### What is needed
Look for the word "Console" in the data below, and copy every line that holds it.

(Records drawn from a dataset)
"""
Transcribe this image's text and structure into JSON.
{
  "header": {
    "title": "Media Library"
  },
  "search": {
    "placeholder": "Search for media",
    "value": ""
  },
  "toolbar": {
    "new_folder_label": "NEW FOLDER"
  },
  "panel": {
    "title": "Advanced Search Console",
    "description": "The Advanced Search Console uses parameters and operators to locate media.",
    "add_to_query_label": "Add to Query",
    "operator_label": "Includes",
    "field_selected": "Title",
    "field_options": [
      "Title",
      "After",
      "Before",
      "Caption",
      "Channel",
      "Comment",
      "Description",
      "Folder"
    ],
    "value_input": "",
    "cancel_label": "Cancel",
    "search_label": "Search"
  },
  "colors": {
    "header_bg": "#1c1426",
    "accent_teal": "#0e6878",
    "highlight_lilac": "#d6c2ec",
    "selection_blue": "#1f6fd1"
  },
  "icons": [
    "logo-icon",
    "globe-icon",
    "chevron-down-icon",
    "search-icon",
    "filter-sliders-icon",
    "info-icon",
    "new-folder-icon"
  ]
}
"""
### Reply to the exercise
    "title": "Advanced Search Console",
    "description": "The Advanced Search Console uses parameters and operators to locate media.",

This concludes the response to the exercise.